WHAT YOU SHOULD DO:
Return every record in full. Match each one exactly.

RECORD EXTRACTS:
========================
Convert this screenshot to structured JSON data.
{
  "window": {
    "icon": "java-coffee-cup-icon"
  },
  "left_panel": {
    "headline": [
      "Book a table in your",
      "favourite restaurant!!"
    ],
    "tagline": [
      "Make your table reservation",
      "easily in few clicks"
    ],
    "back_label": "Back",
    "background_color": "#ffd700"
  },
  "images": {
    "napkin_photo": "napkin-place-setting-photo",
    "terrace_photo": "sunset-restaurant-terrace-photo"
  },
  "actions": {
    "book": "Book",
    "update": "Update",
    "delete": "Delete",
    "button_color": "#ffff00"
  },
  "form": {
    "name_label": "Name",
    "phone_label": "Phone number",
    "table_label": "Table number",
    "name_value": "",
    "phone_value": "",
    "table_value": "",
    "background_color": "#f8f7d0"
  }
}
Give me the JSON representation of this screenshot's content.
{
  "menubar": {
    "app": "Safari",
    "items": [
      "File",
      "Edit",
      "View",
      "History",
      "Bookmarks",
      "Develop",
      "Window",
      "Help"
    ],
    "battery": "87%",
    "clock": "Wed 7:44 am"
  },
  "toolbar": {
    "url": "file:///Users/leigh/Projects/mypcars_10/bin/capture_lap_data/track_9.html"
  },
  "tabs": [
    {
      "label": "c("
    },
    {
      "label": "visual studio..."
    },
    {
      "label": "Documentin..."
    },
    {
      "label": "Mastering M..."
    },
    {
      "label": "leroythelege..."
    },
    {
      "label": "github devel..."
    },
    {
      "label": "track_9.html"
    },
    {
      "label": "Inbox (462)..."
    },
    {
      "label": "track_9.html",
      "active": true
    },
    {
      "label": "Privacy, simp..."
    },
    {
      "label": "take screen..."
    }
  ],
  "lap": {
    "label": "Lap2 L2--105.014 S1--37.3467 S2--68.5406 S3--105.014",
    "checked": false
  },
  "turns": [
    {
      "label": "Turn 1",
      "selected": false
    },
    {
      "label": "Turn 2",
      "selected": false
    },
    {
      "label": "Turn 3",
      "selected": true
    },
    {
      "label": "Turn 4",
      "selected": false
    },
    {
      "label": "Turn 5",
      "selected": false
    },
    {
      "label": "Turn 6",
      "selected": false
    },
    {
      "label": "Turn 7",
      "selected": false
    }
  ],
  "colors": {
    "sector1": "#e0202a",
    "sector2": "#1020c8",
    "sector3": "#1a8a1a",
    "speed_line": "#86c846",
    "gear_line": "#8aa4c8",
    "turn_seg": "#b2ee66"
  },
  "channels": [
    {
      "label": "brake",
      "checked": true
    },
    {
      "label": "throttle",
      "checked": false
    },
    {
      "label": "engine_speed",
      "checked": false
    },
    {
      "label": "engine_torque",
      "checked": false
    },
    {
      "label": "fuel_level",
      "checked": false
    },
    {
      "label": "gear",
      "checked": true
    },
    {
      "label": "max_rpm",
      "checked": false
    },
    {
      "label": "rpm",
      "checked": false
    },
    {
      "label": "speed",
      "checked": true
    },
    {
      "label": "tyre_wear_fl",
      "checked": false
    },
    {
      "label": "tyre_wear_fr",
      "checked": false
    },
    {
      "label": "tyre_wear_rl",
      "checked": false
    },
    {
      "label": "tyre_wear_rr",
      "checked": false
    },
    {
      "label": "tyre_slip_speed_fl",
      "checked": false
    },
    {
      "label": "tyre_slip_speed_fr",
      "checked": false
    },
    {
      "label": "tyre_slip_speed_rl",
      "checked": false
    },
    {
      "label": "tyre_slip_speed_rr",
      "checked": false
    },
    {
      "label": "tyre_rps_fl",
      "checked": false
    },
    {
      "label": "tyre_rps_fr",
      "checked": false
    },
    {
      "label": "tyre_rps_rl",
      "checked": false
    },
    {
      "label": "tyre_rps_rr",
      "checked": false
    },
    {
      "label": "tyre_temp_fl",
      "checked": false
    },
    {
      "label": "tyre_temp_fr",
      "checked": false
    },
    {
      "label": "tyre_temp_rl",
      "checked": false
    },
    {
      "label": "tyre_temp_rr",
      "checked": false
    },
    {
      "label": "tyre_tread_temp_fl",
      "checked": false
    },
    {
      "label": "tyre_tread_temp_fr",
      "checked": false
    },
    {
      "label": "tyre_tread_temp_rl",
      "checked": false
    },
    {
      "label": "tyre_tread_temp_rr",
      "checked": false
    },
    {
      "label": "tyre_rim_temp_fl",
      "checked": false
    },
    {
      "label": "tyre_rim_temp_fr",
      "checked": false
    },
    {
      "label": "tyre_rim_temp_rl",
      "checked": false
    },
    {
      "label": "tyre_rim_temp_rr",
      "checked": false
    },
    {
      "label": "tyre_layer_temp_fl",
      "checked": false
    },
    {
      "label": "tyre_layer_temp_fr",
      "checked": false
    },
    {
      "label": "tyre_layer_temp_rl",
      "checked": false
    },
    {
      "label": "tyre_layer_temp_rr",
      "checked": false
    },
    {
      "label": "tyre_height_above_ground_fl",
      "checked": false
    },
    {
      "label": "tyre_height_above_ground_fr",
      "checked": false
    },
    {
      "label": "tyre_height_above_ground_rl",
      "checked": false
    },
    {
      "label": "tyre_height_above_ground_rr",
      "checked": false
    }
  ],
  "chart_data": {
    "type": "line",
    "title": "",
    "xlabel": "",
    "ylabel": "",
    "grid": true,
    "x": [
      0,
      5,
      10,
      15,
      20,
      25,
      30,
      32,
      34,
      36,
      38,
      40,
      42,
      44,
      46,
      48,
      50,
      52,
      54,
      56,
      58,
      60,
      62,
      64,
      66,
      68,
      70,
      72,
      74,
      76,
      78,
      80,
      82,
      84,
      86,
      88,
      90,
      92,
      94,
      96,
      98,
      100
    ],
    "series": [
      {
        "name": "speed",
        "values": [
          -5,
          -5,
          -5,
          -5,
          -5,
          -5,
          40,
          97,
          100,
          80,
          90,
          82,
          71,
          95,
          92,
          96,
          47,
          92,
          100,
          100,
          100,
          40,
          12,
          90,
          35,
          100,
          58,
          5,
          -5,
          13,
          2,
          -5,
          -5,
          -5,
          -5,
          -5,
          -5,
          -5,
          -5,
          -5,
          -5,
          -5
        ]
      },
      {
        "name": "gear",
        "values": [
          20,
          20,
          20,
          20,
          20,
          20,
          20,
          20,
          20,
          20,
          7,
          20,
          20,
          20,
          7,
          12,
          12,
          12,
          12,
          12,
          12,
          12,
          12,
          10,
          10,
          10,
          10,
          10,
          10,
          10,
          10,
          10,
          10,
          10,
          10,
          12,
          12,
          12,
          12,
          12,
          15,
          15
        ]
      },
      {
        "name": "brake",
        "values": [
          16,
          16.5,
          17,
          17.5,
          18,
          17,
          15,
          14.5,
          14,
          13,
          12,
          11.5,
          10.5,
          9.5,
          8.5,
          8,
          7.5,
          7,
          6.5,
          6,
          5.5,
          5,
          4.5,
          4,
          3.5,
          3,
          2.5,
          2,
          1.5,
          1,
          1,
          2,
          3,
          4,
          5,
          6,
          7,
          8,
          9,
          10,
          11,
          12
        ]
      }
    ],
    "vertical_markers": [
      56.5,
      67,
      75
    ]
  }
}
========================
RESULT:
Convert this screenshot to structured JSON data.
{
  "window": {
    "icon": "java-coffee-cup-icon"
  },
  "left_panel": {
    "headline": [
      "Book a table in your",
      "favourite restaurant!!"
    ],
    "tagline": [
      "Make your table reservation",
      "easily in few clicks"
    ],
    "back_label": "Back",
    "background_color": "#ffd700"
  },
  "images": {
    "napkin_photo": "napkin-place-setting-photo",
    "terrace_photo": "sunset-restaurant-terrace-photo"
  },
  "actions": {
    "book": "Book",
    "update": "Update",
    "delete": "Delete",
    "button_color": "#ffff00"
  },
  "form": {
    "name_label": "Name",
    "phone_label": "Phone number",
    "table_label": "Table number",
    "name_value": "",
    "phone_value": "",
    "table_value": "",
    "background_color": "#f8f7d0"
  }
}
Give me the JSON representation of this screenshot's content.
{
  "menubar": {
    "app": "Safari",
    "items": [
      "File",
      "Edit",
      "View",
      "History",
      "Bookmarks",
      "Develop",
      "Window",
      "Help"
    ],
    "battery": "87%",
    "clock": "Wed 7:44 am"
  },
  "toolbar": {
    "url": "file:///Users/leigh/Projects/mypcars_10/bin/capture_lap_data/track_9.html"
  },
  "tabs": [
    {
      "label": "c("
    },
    {
      "label": "visual studio..."
    },
    {
      "label": "Documentin..."
    },
    {
      "label": "Mastering M..."
    },
    {
      "label": "leroythelege..."
    },
    {
      "label": "github devel..."
    },
    {
      "label": "track_9.html"
    },
    {
      "label": "Inbox (462)..."
    },
    {
      "label": "track_9.html",
      "active": true
    },
    {
      "label": "Privacy, simp..."
    },
    {
      "label": "take screen..."
    }
  ],
  "lap": {
    "label": "Lap2 L2--105.014 S1--37.3467 S2--68.5406 S3--105.014",
    "checked": false
  },
  "turns": [
    {
      "label": "Turn 1",
      "selected": false
    },
    {
      "label": "Turn 2",
      "selected": false
    },
    {
      "label": "Turn 3",
      "selected": true
    },
    {
      "label": "Turn 4",
      "selected": false
    },
    {
      "label": "Turn 5",
      "selected": false
    },
    {
      "label": "Turn 6",
      "selected": false
    },
    {
      "label": "Turn 7",
      "selected": false
    }
  ],
  "colors": {
    "sector1": "#e0202a",
    "sector2": "#1020c8",
    "sector3": "#1a8a1a",
    "speed_line": "#86c846",
    "gear_line": "#8aa4c8",
    "turn_seg": "#b2ee66"
  },
  "channels": [
    {
      "label": "brake",
      "checked": true
    },
    {
      "label": "throttle",
      "checked": false
    },
    {
      "label": "engine_speed",
      "checked": false
    },
    {
      "label": "engine_torque",
      "checked": false
    },
    {
      "label": "fuel_level",
      "checked": false
    },
    {
      "label": "gear",
      "checked": true
    },
    {
      "label": "max_rpm",
      "checked": false
    },
    {
      "label": "rpm",
      "checked": false
    },
    {
      "label": "speed",
      "checked": true
    },
    {
      "label": "tyre_wear_fl",
      "checked": false
    },
    {
      "label": "tyre_wear_fr",
      "checked": false
    },
    {
      "label": "tyre_wear_rl",
      "checked": false
    },
    {
      "label": "tyre_wear_rr",
      "checked": false
    },
    {
      "label": "tyre_slip_speed_fl",
      "checked": false
    },
    {
      "label": "tyre_slip_speed_fr",
      "checked": false
    },
    {
      "label": "tyre_slip_speed_rl",
      "checked": false
    },
    {
      "label": "tyre_slip_speed_rr",
      "checked": false
    },
    {
      "label": "tyre_rps_fl",
      "checked": false
    },
    {
      "label": "tyre_rps_fr",
      "checked": false
    },
    {
      "label": "tyre_rps_rl",
      "checked": false
    },
    {
      "label": "tyre_rps_rr",
      "checked": false
    },
    {
      "label": "tyre_temp_fl",
      "checked": false
    },
    {
      "label": "tyre_temp_fr",
      "checked": false
    },
    {
      "label": "tyre_temp_rl",
      "checked": false
    },
    {
      "label": "tyre_temp_rr",
      "checked": false
    },
    {
      "label": "tyre_tread_temp_fl",
      "checked": false
    },
    {
      "label": "tyre_tread_temp_fr",
      "checked": false
    },
    {
      "label": "tyre_tread_temp_rl",
      "checked": false
    },
    {
      "label": "tyre_tread_temp_rr",
      "checked": false
    },
    {
      "label": "tyre_rim_temp_fl",
      "checked": false
    },
    {
      "label": "tyre_rim_temp_fr",
      "checked": false
    },
    {
      "label": "tyre_rim_temp_rl",
      "checked": false
    },
    {
      "label": "tyre_rim_temp_rr",
      "checked": false
    },
    {
      "label": "tyre_layer_temp_fl",
      "checked": false
    },
    {
      "label": "tyre_layer_temp_fr",
      "checked": false
    },
    {
      "label": "tyre_layer_temp_rl",
      "checked": false
    },
    {
      "label": "tyre_layer_temp_rr",
      "checked": false
    },
    {
      "label": "tyre_height_above_ground_fl",
      "checked": false
    },
    {
      "label": "tyre_height_above_ground_fr",
      "checked": false
    },
    {
      "label": "tyre_height_above_ground_rl",
      "checked": false
    },
    {
      "label": "tyre_height_above_ground_rr",
      "checked": false
    }
  ],
  "chart_data": {
    "type": "line",
    "title": "",
    "xlabel": "",
    "ylabel": "",
    "grid": true,
    "x": [
      0,
      5,
      10,
      15,
      20,
      25,
      30,
      32,
      34,
      36,
      38,
      40,
      42,
      44,
      46,
      48,
      50,
      52,
      54,
      56,
      58,
      60,
      62,
      64,
      66,
      68,
      70,
      72,
      74,
      76,
      78,
      80,
      82,
      84,
      86,
      88,
      90,
      92,
      94,
      96,
      98,
      100
    ],
    "series": [
      {
        "name": "speed",
        "values": [
          -5,
          -5,
          -5,
          -5,
          -5,
          -5,
          40,
          97,
          100,
          80,
          90,
          82,
          71,
          95,
          92,
          96,
          47,
          92,
          100,
          100,
          100,
          40,
          12,
          90,
          35,
          100,
          58,
          5,
          -5,
          13,
          2,
          -5,
          -5,
          -5,
          -5,
          -5,
          -5,
          -5,
          -5,
          -5,
          -5,
          -5
        ]
      },
      {
        "name": "gear",
        "values": [
          20,
          20,
          20,
          20,
          20,
          20,
          20,
          20,
          20,
          20,
          7,
          20,
          20,
          20,
          7,
          12,
          12,
          12,
          12,
          12,
          12,
          12,
          12,
          10,
          10,
          10,
          10,
          10,
          10,
          10,
          10,
          10,
          10,
          10,
          10,
          12,
          12,
          12,
          12,
          12,
          15,
          15
        ]
      },
      {
        "name": "brake",
        "values": [
          16,
          16.5,
          17,
          17.5,
          18,
          17,
          15,
          14.5,
          14,
          13,
          12,
          11.5,
          10.5,
          9.5,
          8.5,
          8,
          7.5,
          7,
          6.5,
          6,
          5.5,
          5,
          4.5,
          4,
          3.5,
          3,
          2.5,
          2,
          1.5,
          1,
          1,
          2,
          3,
          4,
          5,
          6,
          7,
          8,
          9,
          10,
          11,
          12
        ]
      }
    ],
    "vertical_markers": [
      56.5,
      67,
      75
    ]
  }
}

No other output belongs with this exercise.